• _Excerpted records_
★ ★ ★ ★ ★
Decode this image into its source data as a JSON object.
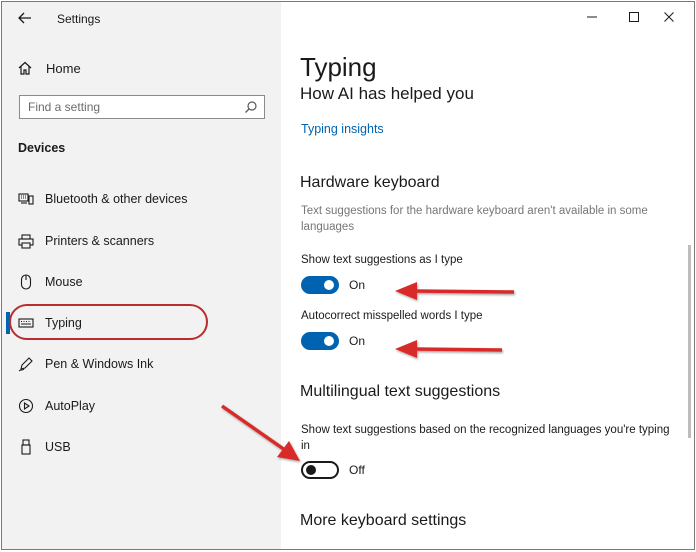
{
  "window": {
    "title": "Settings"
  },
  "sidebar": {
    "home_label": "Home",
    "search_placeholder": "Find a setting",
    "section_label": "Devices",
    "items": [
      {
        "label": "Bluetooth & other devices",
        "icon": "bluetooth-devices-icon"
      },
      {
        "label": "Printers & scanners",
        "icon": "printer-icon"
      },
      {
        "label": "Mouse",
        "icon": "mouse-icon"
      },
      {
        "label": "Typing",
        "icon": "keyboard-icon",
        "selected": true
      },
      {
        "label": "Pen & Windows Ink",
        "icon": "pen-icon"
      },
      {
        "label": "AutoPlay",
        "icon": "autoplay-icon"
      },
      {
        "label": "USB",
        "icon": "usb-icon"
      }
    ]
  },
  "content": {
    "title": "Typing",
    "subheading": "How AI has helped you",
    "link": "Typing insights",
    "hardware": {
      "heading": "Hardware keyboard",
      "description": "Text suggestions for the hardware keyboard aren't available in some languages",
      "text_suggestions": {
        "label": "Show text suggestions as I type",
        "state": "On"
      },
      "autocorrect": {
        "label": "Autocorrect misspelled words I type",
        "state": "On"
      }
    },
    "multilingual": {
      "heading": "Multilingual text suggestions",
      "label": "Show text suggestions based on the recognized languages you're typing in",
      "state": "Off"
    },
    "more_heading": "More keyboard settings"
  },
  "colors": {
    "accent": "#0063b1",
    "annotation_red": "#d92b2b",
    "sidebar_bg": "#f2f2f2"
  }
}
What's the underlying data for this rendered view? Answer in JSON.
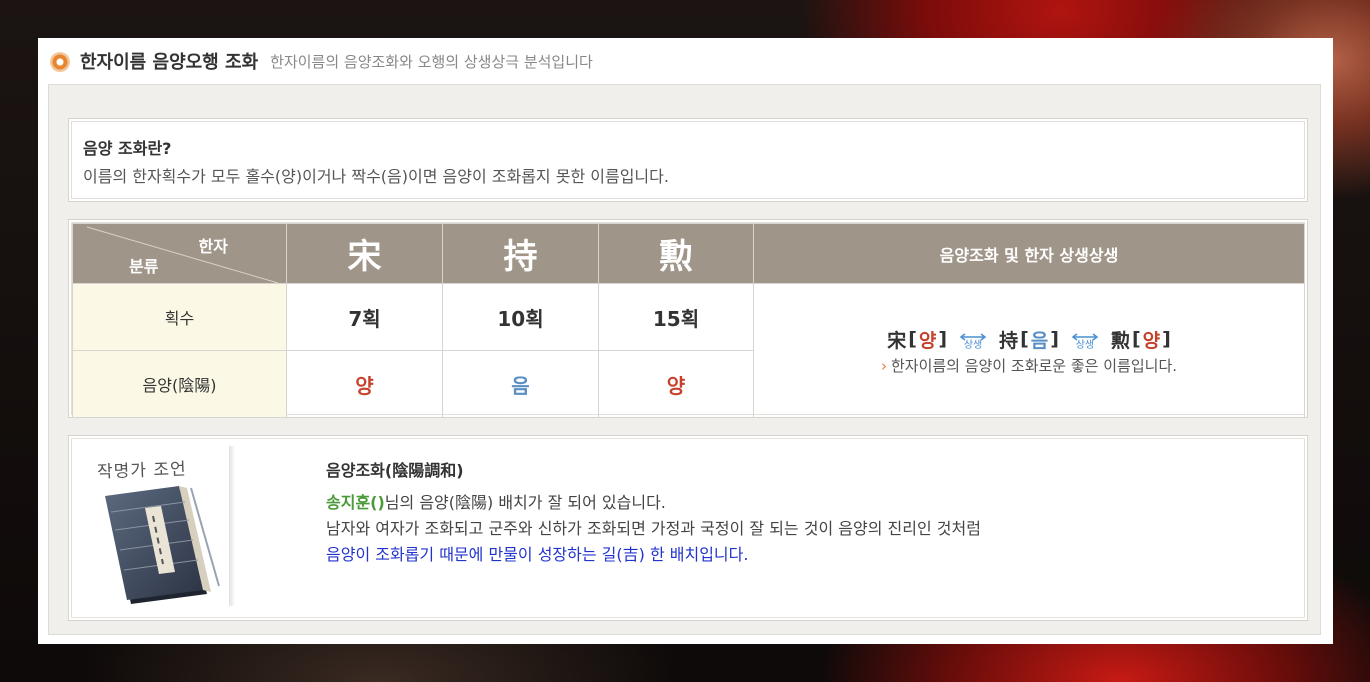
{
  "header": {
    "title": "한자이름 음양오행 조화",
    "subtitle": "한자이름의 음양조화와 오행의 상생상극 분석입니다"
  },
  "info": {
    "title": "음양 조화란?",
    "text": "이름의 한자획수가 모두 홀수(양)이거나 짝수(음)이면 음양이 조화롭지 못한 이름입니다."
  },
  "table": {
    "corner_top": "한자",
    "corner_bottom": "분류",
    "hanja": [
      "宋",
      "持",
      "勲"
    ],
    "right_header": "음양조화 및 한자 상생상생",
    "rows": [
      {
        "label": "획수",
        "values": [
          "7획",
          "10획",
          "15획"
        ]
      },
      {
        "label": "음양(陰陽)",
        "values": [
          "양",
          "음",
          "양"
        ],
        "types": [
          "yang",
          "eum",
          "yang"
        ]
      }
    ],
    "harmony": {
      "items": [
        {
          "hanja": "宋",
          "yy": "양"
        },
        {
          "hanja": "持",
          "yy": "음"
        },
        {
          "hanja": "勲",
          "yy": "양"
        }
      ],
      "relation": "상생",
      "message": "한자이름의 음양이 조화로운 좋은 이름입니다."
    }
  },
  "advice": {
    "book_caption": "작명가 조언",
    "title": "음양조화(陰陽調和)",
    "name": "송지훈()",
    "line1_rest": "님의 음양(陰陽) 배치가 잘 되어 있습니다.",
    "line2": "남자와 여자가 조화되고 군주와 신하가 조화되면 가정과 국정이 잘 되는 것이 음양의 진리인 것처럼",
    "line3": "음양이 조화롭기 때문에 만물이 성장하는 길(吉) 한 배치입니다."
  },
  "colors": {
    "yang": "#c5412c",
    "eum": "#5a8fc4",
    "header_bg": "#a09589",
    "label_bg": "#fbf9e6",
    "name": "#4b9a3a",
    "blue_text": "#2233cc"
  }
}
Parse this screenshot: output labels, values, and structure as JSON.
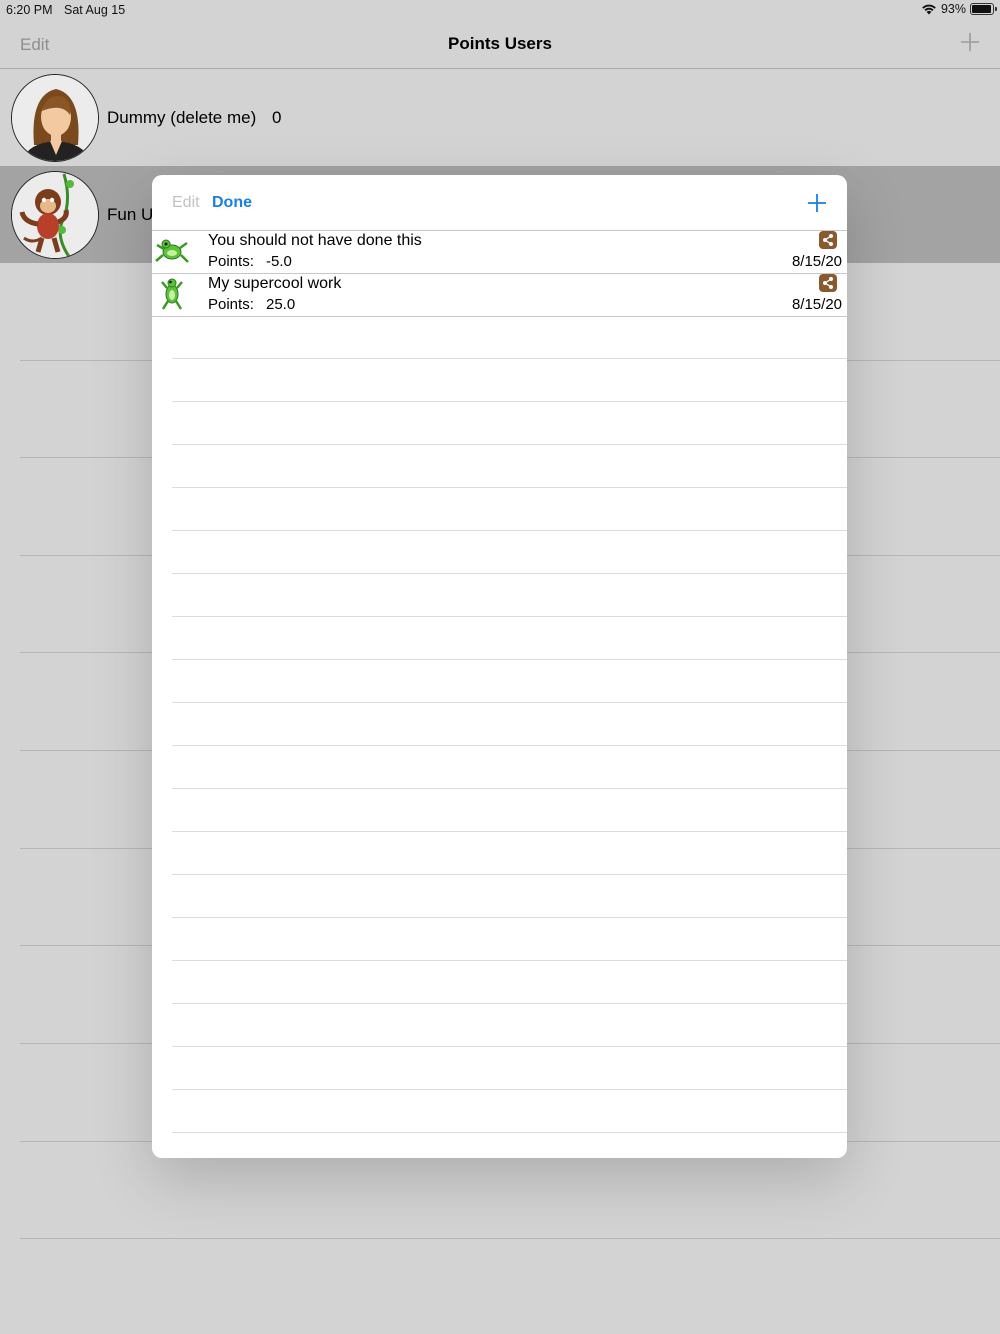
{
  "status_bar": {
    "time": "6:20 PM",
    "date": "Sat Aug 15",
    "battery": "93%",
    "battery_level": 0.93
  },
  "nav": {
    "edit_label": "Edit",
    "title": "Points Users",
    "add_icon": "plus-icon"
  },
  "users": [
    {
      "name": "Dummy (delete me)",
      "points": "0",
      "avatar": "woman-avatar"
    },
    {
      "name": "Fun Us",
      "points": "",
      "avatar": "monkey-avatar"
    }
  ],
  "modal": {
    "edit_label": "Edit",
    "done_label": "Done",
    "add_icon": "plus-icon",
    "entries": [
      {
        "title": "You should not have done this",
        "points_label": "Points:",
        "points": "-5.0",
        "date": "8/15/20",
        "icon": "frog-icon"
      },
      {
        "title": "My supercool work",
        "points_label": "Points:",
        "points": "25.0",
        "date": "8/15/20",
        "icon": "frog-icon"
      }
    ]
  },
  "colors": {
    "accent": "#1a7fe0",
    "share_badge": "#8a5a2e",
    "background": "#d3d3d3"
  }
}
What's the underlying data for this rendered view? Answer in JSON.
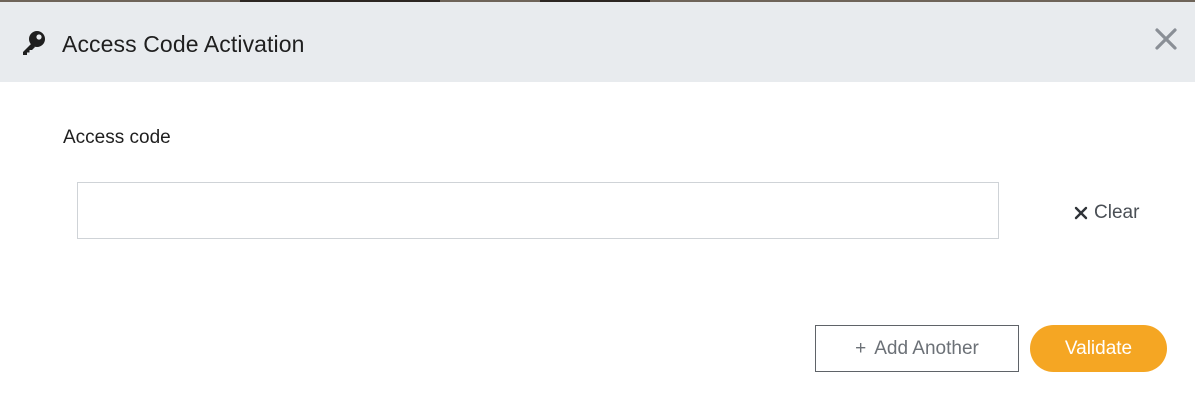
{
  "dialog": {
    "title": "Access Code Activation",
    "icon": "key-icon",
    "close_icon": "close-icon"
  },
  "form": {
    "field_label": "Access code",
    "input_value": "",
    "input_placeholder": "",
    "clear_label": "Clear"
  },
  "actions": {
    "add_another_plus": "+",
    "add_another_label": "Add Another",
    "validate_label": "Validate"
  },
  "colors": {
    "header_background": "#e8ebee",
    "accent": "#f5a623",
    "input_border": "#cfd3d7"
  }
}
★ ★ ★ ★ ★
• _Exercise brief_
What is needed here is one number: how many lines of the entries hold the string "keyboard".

• _Solution_
4